The latest Citi report said retailers were experiencing the strongest sales trends in four years as total retail sales gained 5 per cent in the six months to December 2014, led by hardware, furniture and electronics.
But Citi’s Craig Woolford said profit margins remained on a “knife edge’’ and many in the sector were struggling to lift gross margins despite strong sales — instead being forced to squeeze better rent deals and hack away at marketing budgets.
And it is expected to be another tough year for leading supermarket giants Woolworths and Coles, with both losing market share in the December quarter to aggressive German discounter Aldi and US warehouse chain Costco.
Mr Woolford said Woolworths lost 130 basis points of market share in the quarter, while Coles was down 33 basis points, marking the fourth consecutive quarter of the trend as Aldi and Costco accelerated thanks to store openings and customers warming to their formats.
Next month, Woolworths will unveil its strategy to retake the mantle as the category leader on price and value by investing more than $500 million over the next two years into food and grocery pricing, as well as improving service. It comes as $4bn in extra spending capacity goes up for grabs due to lower petrol prices — about $1.30 a litre compared with an average of $1.48 in 2014. Citi believes the annual saving of this lower petrol price is $9 a household a week.

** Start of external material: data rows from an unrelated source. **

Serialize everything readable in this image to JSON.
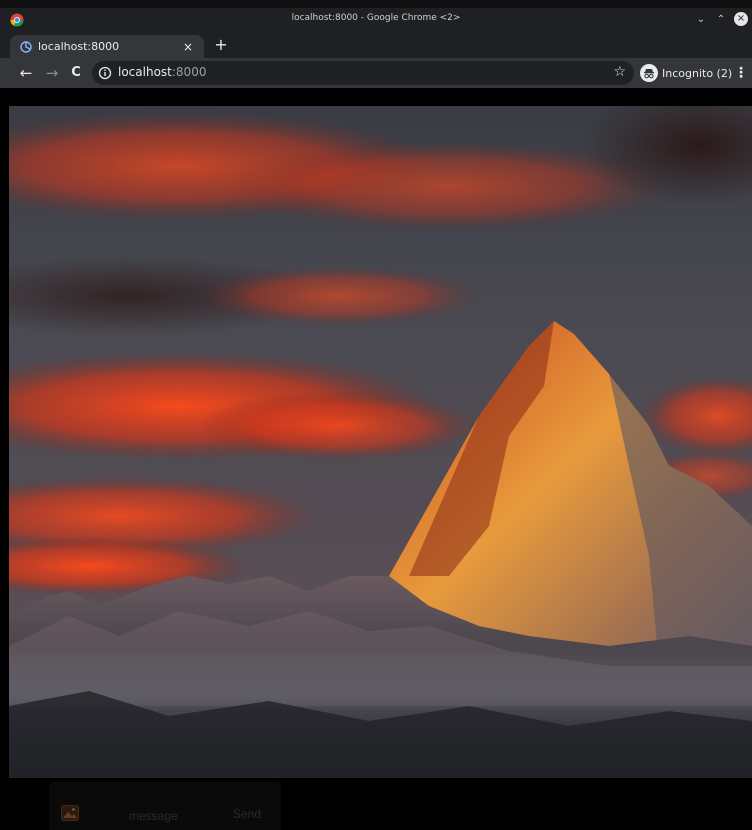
{
  "window": {
    "title": "localhost:8000 - Google Chrome <2>",
    "controls": {
      "minimize": "⌄",
      "maximize": "⌃",
      "close": "×"
    }
  },
  "tabs": [
    {
      "label": "localhost:8000",
      "active": true,
      "close_glyph": "×"
    }
  ],
  "tabstrip": {
    "new_tab_glyph": "+"
  },
  "toolbar": {
    "back_glyph": "←",
    "forward_glyph": "→",
    "reload_glyph": "C",
    "url_host": "localhost",
    "url_port": ":8000",
    "star_glyph": "☆",
    "incognito_label": "Incognito (2)",
    "menu_glyph": "⋮"
  },
  "page": {
    "hero_image": "mountain-sunset-image",
    "composer": {
      "placeholder": "message",
      "send_label": "Send",
      "attach_icon": "image-icon"
    }
  },
  "colors": {
    "chrome_dark": "#1f2023",
    "toolbar": "#35363a",
    "omnibox": "#202124",
    "page_bg": "#000000",
    "sky_red": "#e0431c"
  }
}
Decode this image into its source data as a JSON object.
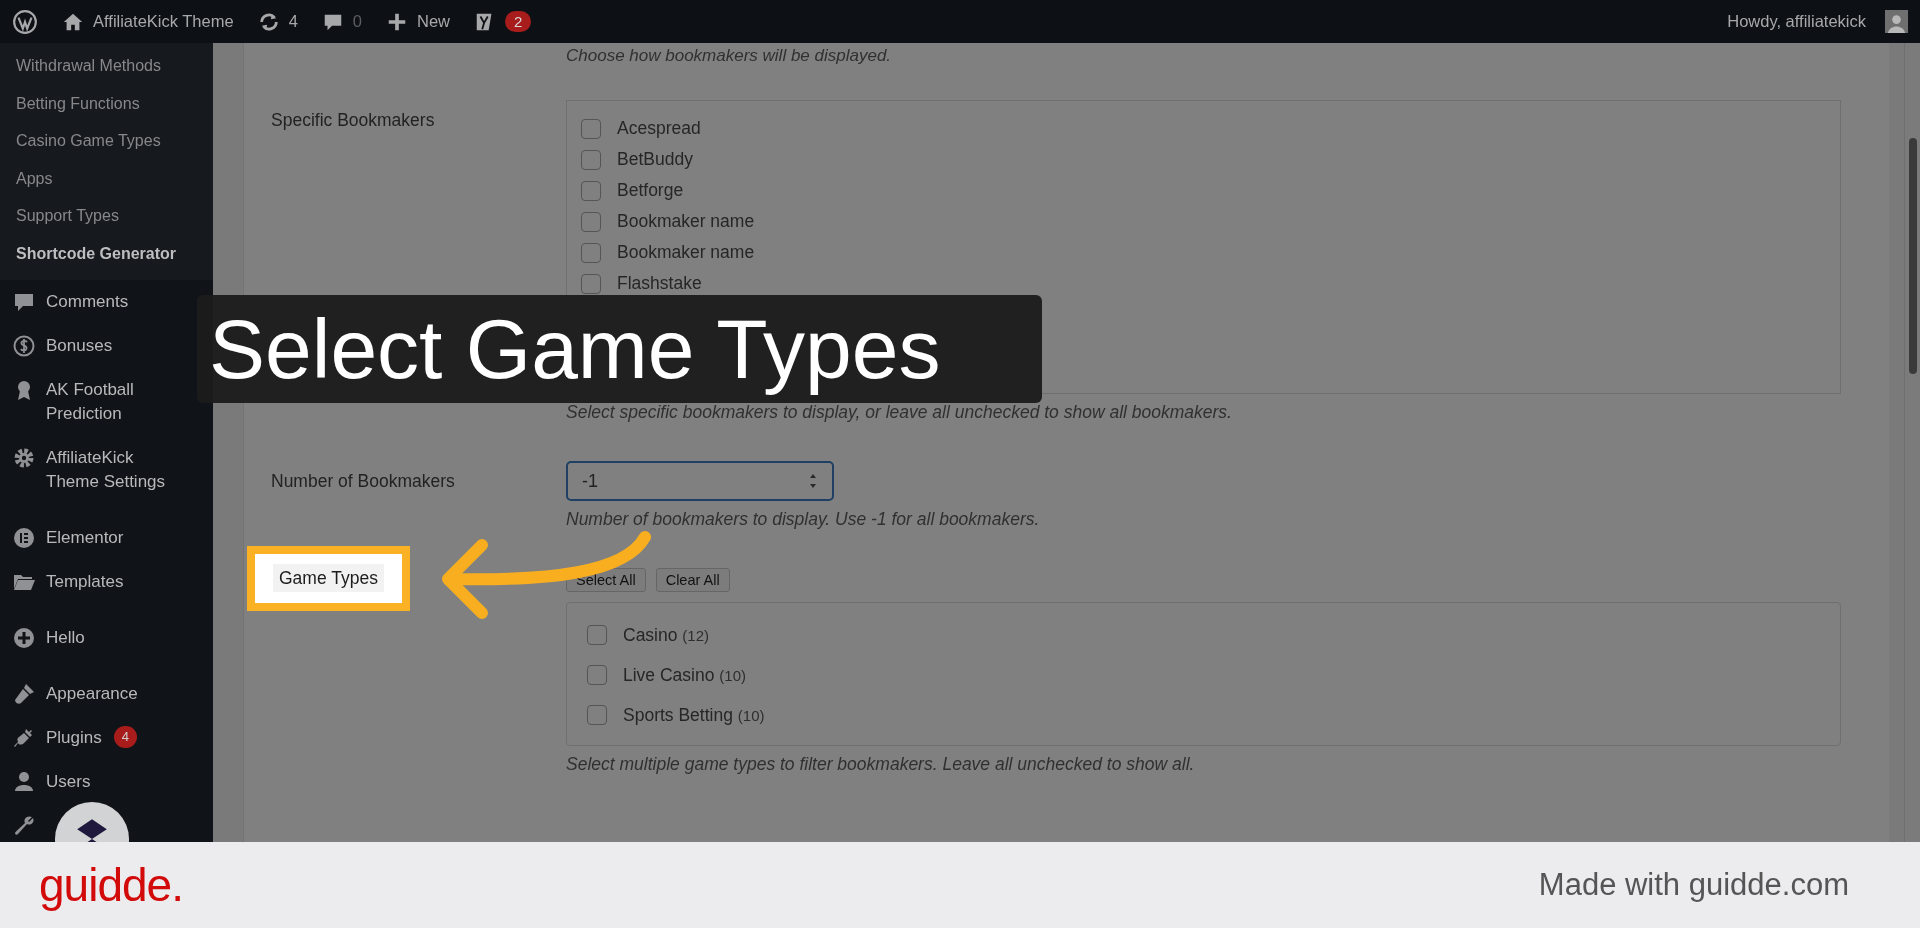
{
  "admin_bar": {
    "site_name": "AffiliateKick Theme",
    "updates": "4",
    "comments": "0",
    "new_label": "New",
    "seo_badge": "2",
    "greeting": "Howdy, affiliatekick"
  },
  "sidebar": {
    "submenu": [
      {
        "label": "Withdrawal Methods",
        "selected": false
      },
      {
        "label": "Betting Functions",
        "selected": false
      },
      {
        "label": "Casino Game Types",
        "selected": false
      },
      {
        "label": "Apps",
        "selected": false
      },
      {
        "label": "Support Types",
        "selected": false
      },
      {
        "label": "Shortcode Generator",
        "selected": true
      }
    ],
    "items": [
      {
        "label": "Comments"
      },
      {
        "label": "Bonuses"
      },
      {
        "label": "AK Football Prediction"
      },
      {
        "label": "AffiliateKick Theme Settings"
      },
      {
        "label": "Elementor"
      },
      {
        "label": "Templates"
      },
      {
        "label": "Hello"
      },
      {
        "label": "Appearance"
      },
      {
        "label": "Plugins",
        "badge": "4"
      },
      {
        "label": "Users"
      }
    ]
  },
  "top_help": "Choose how bookmakers will be displayed.",
  "settings": [
    {
      "kind": "checklist",
      "label": "Specific Bookmakers",
      "options": [
        {
          "label": "Acespread",
          "checked": false
        },
        {
          "label": "BetBuddy",
          "checked": false
        },
        {
          "label": "Betforge",
          "checked": false
        },
        {
          "label": "Bookmaker name",
          "checked": false
        },
        {
          "label": "Bookmaker name",
          "checked": false
        },
        {
          "label": "Flashstake",
          "checked": false
        }
      ],
      "help": "Select specific bookmakers to display, or leave all unchecked to show all bookmakers."
    },
    {
      "kind": "number",
      "label": "Number of Bookmakers",
      "value": "-1",
      "help": "Number of bookmakers to display. Use -1 for all bookmakers."
    },
    {
      "kind": "game_types",
      "label": "Game Types",
      "highlighted": true,
      "buttons": [
        "Select All",
        "Clear All"
      ],
      "options": [
        {
          "label": "Casino",
          "count": "(12)",
          "checked": false
        },
        {
          "label": "Live Casino",
          "count": "(10)",
          "checked": false
        },
        {
          "label": "Sports Betting",
          "count": "(10)",
          "checked": false
        }
      ],
      "help": "Select multiple game types to filter bookmakers. Leave all unchecked to show all."
    }
  ],
  "callout": {
    "text": "Select Game Types"
  },
  "footer": {
    "logo": "guidde.",
    "credit": "Made with guidde.com"
  }
}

“While a modest saving, when combined with lower interest rates, households may spend this petrol benefit,’’ Mr Woolford said. “We calculate the potential uplift to retail sales growth at 1.3 per cent if the petrol benefit is spent.’’
The outlook for the next six months is mixed, according to Citi. Last year’s poorly received budget — which spooked consumers — and lower petrol prices will provide a tailwind for the second half of 2015. But currency headwinds in the form of a lower Australian dollar, which raises import costs, persist.
“(Pretax) margin protection is the name of the game,’’ Mr Woolford said, adding the three key areas of cost savings for retailers would include beating down rental costs, tightening marketing budgets and carbon tax relief.
“Retail stocks are being priced for an upswing in retail sales. Many are trading at higher than average P/E ratios, which will likely be hard to sustain unless sales, and earnings upgrades follow through.”
Citi’s preferred stock is Super Retail Group given the company’s scope to increase both sales and profit margins. Citi has a sell rating on Harvey Norman, JB Hi-Fi, Myer and Woolworths.
“We also see downside for Wesfarmers which is priced for a continuation of strong sales momentum, which may slow at both Coles and Bunnings.’’
Extracted in full from The Australian.